═════ Records

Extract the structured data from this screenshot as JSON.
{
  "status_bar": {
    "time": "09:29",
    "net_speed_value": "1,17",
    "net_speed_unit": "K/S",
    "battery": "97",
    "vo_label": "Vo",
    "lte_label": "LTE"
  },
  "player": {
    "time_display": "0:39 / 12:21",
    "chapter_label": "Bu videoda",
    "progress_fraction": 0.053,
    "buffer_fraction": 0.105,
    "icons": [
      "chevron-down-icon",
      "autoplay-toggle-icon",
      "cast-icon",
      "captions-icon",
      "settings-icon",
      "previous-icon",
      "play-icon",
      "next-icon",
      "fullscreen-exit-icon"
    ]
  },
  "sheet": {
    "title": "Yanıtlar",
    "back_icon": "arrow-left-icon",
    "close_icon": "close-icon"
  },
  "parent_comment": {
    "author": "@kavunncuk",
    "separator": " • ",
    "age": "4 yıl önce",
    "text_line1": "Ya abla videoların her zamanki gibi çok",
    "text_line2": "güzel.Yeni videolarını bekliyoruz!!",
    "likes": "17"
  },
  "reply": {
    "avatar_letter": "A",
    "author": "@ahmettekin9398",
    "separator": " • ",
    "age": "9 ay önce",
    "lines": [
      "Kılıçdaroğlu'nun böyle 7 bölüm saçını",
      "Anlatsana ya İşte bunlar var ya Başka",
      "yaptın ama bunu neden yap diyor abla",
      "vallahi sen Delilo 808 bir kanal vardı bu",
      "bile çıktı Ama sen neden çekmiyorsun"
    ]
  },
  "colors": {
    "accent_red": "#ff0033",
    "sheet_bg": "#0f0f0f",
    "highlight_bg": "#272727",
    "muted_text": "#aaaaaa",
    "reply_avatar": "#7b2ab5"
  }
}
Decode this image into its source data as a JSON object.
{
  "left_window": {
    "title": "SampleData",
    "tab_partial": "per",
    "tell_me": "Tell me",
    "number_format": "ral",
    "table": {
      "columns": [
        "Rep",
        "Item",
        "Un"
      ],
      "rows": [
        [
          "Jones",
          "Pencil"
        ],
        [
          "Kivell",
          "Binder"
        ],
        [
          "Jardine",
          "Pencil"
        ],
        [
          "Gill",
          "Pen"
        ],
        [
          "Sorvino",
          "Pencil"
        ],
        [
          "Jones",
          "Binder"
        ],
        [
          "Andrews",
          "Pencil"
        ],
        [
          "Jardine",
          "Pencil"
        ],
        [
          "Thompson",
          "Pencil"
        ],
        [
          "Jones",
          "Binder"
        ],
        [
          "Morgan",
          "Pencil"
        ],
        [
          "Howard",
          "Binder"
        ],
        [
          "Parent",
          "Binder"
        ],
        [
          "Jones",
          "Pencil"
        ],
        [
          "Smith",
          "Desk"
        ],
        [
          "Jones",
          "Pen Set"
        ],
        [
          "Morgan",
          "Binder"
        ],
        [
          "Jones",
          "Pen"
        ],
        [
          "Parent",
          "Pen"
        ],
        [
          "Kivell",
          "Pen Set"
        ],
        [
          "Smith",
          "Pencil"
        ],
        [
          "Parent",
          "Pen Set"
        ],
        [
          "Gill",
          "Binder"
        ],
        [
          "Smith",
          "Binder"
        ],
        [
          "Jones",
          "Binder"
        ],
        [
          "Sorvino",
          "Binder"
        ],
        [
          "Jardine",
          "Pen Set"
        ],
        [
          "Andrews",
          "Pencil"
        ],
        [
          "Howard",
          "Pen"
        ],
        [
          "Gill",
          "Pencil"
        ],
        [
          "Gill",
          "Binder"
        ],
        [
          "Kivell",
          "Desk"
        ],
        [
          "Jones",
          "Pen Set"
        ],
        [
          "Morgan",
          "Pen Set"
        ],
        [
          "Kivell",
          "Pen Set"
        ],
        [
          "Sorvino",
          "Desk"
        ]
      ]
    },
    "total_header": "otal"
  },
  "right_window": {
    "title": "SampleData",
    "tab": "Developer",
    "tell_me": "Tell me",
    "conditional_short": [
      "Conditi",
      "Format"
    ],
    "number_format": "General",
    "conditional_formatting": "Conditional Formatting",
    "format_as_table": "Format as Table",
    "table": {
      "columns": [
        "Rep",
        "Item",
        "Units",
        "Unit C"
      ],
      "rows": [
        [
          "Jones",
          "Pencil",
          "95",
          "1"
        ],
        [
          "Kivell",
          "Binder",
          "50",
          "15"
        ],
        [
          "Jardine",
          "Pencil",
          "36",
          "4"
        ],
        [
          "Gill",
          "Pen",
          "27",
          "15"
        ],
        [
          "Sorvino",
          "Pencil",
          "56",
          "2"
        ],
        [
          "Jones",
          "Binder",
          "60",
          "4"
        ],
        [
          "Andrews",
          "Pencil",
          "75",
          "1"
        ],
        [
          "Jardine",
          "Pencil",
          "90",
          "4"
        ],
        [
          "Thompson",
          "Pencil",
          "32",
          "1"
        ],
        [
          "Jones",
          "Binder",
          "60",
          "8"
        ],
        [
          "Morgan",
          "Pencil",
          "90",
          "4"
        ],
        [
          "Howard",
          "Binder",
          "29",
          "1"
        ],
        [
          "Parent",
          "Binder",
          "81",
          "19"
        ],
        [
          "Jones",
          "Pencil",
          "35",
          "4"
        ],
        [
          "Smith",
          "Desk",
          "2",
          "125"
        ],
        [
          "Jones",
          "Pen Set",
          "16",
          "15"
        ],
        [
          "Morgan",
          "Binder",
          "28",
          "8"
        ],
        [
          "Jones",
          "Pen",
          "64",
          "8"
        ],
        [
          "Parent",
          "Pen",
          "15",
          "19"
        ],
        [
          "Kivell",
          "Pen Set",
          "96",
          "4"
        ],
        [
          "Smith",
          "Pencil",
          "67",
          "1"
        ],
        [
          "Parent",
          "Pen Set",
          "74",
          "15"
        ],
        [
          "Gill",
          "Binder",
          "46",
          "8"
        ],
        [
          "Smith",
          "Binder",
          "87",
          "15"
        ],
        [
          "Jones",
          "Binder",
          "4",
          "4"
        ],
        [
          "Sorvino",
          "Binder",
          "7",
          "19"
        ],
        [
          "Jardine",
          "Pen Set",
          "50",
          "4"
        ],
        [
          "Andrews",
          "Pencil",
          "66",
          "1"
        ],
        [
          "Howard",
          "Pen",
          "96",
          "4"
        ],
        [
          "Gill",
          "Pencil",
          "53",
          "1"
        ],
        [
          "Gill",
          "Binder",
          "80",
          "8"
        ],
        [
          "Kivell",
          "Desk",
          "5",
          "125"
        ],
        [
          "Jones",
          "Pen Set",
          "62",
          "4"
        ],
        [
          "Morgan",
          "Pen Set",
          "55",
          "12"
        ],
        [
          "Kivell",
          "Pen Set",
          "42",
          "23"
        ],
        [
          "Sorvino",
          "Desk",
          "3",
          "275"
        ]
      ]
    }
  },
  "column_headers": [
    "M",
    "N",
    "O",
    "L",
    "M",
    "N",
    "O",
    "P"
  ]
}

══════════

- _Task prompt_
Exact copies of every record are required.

- _Result for this exercise_
Extract the structured data from this screenshot as JSON.
{
  "status_bar": {
    "time": "09:29",
    "net_speed_value": "1,17",
    "net_speed_unit": "K/S",
    "battery": "97",
    "vo_label": "Vo",
    "lte_label": "LTE"
  },
  "player": {
    "time_display": "0:39 / 12:21",
    "chapter_label": "Bu videoda",
    "progress_fraction": 0.053,
    "buffer_fraction": 0.105,
    "icons": [
      "chevron-down-icon",
      "autoplay-toggle-icon",
      "cast-icon",
      "captions-icon",
      "settings-icon",
      "previous-icon",
      "play-icon",
      "next-icon",
      "fullscreen-exit-icon"
    ]
  },
  "sheet": {
    "title": "Yanıtlar",
    "back_icon": "arrow-left-icon",
    "close_icon": "close-icon"
  },
  "parent_comment": {
    "author": "@kavunncuk",
    "separator": " • ",
    "age": "4 yıl önce",
    "text_line1": "Ya abla videoların her zamanki gibi çok",
    "text_line2": "güzel.Yeni videolarını bekliyoruz!!",
    "likes": "17"
  },
  "reply": {
    "avatar_letter": "A",
    "author": "@ahmettekin9398",
    "separator": " • ",
    "age": "9 ay önce",
    "lines": [
      "Kılıçdaroğlu'nun böyle 7 bölüm saçını",
      "Anlatsana ya İşte bunlar var ya Başka",
      "yaptın ama bunu neden yap diyor abla",
      "vallahi sen Delilo 808 bir kanal vardı bu",
      "bile çıktı Ama sen neden çekmiyorsun"
    ]
  },
  "colors": {
    "accent_red": "#ff0033",
    "sheet_bg": "#0f0f0f",
    "highlight_bg": "#272727",
    "muted_text": "#aaaaaa",
    "reply_avatar": "#7b2ab5"
  }
}
Decode this image into its source data as a JSON object.
{
  "left_window": {
    "title": "SampleData",
    "tab_partial": "per",
    "tell_me": "Tell me",
    "number_format": "ral",
    "table": {
      "columns": [
        "Rep",
        "Item",
        "Un"
      ],
      "rows": [
        [
          "Jones",
          "Pencil"
        ],
        [
          "Kivell",
          "Binder"
        ],
        [
          "Jardine",
          "Pencil"
        ],
        [
          "Gill",
          "Pen"
        ],
        [
          "Sorvino",
          "Pencil"
        ],
        [
          "Jones",
          "Binder"
        ],
        [
          "Andrews",
          "Pencil"
        ],
        [
          "Jardine",
          "Pencil"
        ],
        [
          "Thompson",
          "Pencil"
        ],
        [
          "Jones",
          "Binder"
        ],
        [
          "Morgan",
          "Pencil"
        ],
        [
          "Howard",
          "Binder"
        ],
        [
          "Parent",
          "Binder"
        ],
        [
          "Jones",
          "Pencil"
        ],
        [
          "Smith",
          "Desk"
        ],
        [
          "Jones",
          "Pen Set"
        ],
        [
          "Morgan",
          "Binder"
        ],
        [
          "Jones",
          "Pen"
        ],
        [
          "Parent",
          "Pen"
        ],
        [
          "Kivell",
          "Pen Set"
        ],
        [
          "Smith",
          "Pencil"
        ],
        [
          "Parent",
          "Pen Set"
        ],
        [
          "Gill",
          "Binder"
        ],
        [
          "Smith",
          "Binder"
        ],
        [
          "Jones",
          "Binder"
        ],
        [
          "Sorvino",
          "Binder"
        ],
        [
          "Jardine",
          "Pen Set"
        ],
        [
          "Andrews",
          "Pencil"
        ],
        [
          "Howard",
          "Pen"
        ],
        [
          "Gill",
          "Pencil"
        ],
        [
          "Gill",
          "Binder"
        ],
        [
          "Kivell",
          "Desk"
        ],
        [
          "Jones",
          "Pen Set"
        ],
        [
          "Morgan",
          "Pen Set"
        ],
        [
          "Kivell",
          "Pen Set"
        ],
        [
          "Sorvino",
          "Desk"
        ]
      ]
    },
    "total_header": "otal"
  },
  "right_window": {
    "title": "SampleData",
    "tab": "Developer",
    "tell_me": "Tell me",
    "conditional_short": [
      "Conditi",
      "Format"
    ],
    "number_format": "General",
    "conditional_formatting": "Conditional Formatting",
    "format_as_table": "Format as Table",
    "table": {
      "columns": [
        "Rep",
        "Item",
        "Units",
        "Unit C"
      ],
      "rows": [
        [
          "Jones",
          "Pencil",
          "95",
          "1"
        ],
        [
          "Kivell",
          "Binder",
          "50",
          "15"
        ],
        [
          "Jardine",
          "Pencil",
          "36",
          "4"
        ],
        [
          "Gill",
          "Pen",
          "27",
          "15"
        ],
        [
          "Sorvino",
          "Pencil",
          "56",
          "2"
        ],
        [
          "Jones",
          "Binder",
          "60",
          "4"
        ],
        [
          "Andrews",
          "Pencil",
          "75",
          "1"
        ],
        [
          "Jardine",
          "Pencil",
          "90",
          "4"
        ],
        [
          "Thompson",
          "Pencil",
          "32",
          "1"
        ],
        [
          "Jones",
          "Binder",
          "60",
          "8"
        ],
        [
          "Morgan",
          "Pencil",
          "90",
          "4"
        ],
        [
          "Howard",
          "Binder",
          "29",
          "1"
        ],
        [
          "Parent",
          "Binder",
          "81",
          "19"
        ],
        [
          "Jones",
          "Pencil",
          "35",
          "4"
        ],
        [
          "Smith",
          "Desk",
          "2",
          "125"
        ],
        [
          "Jones",
          "Pen Set",
          "16",
          "15"
        ],
        [
          "Morgan",
          "Binder",
          "28",
          "8"
        ],
        [
          "Jones",
          "Pen",
          "64",
          "8"
        ],
        [
          "Parent",
          "Pen",
          "15",
          "19"
        ],
        [
          "Kivell",
          "Pen Set",
          "96",
          "4"
        ],
        [
          "Smith",
          "Pencil",
          "67",
          "1"
        ],
        [
          "Parent",
          "Pen Set",
          "74",
          "15"
        ],
        [
          "Gill",
          "Binder",
          "46",
          "8"
        ],
        [
          "Smith",
          "Binder",
          "87",
          "15"
        ],
        [
          "Jones",
          "Binder",
          "4",
          "4"
        ],
        [
          "Sorvino",
          "Binder",
          "7",
          "19"
        ],
        [
          "Jardine",
          "Pen Set",
          "50",
          "4"
        ],
        [
          "Andrews",
          "Pencil",
          "66",
          "1"
        ],
        [
          "Howard",
          "Pen",
          "96",
          "4"
        ],
        [
          "Gill",
          "Pencil",
          "53",
          "1"
        ],
        [
          "Gill",
          "Binder",
          "80",
          "8"
        ],
        [
          "Kivell",
          "Desk",
          "5",
          "125"
        ],
        [
          "Jones",
          "Pen Set",
          "62",
          "4"
        ],
        [
          "Morgan",
          "Pen Set",
          "55",
          "12"
        ],
        [
          "Kivell",
          "Pen Set",
          "42",
          "23"
        ],
        [
          "Sorvino",
          "Desk",
          "3",
          "275"
        ]
      ]
    }
  },
  "column_headers": [
    "M",
    "N",
    "O",
    "L",
    "M",
    "N",
    "O",
    "P"
  ]
}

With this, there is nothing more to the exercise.